The United States has an exciting relationship with cannabis. Its citizens have repeatedly expressed a wish for more studies and access towards the plant. But on the federal level, those clamors have fallen mainly on the tone-deaf ears of national policy makers. However more and more states have started enacting their own laws when it comes to marijuana.
California voters effectively petitioned for lawful access to medicinal marijuana back in 1996, Since then 28 additional states have executed policies to permit access toward cannabis for medicinal use — and 8 of which, plus the district of Columbia, have legalized the recreational use of the plant for adults.
Until the federal government follows suit, cannabis will remain federally illegal — Here is our outline of Cannabis legality in the United States.
Colorado was the 1st state to completely embrace marijuana use by the passage of Amendment 64 on Nov. 6, 2012. Residents and visitors to the state can purchase and possess up to 1 ounce of marijuana without punishment and can visit any of the state’s dispensaries using a valid state ID. As with liquor, recreational consumers must be 21+ . The state has amassed more than $500 million in fees plus taxes since then.
In the Pacific North west, Washington led charge for adult recreational use in the region by the 2012 passage of Washington initiative 502— Initiative 502 defined and legalized small amounts of marijuana-related products for adults 21 and over, taxes them and designates the revenue for healthcare and substance-abuse prevention and education. In 2016, Washington’s cannabis proceeds was over $256 million.
California voter passed Proposal 64 on Nov. 8, 2016, it paved the way for a full-fledged recreational program set toward launch in 2018. Californians may legally possess up to 1 ounce and grow up to six plants without punishment. In 2018, visitors to the state will have access to cannabis through a state-issued ID verifying they are above the age of 21.
The talks and actions on Cannabis legality are constantly developing.
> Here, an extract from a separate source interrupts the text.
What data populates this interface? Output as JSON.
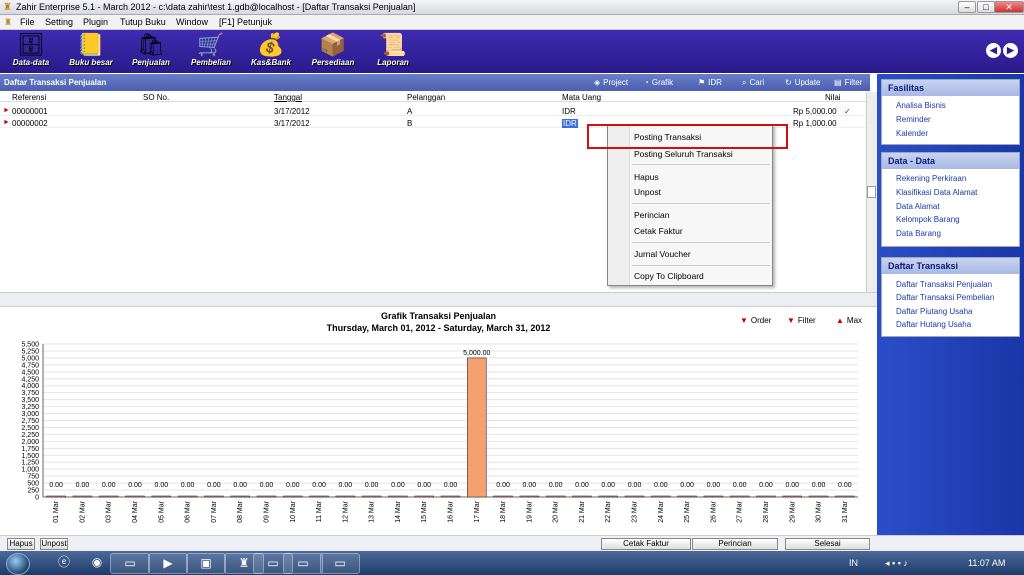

If you would like better access toward cannabis in your state, reach out toward your state legislators / representatives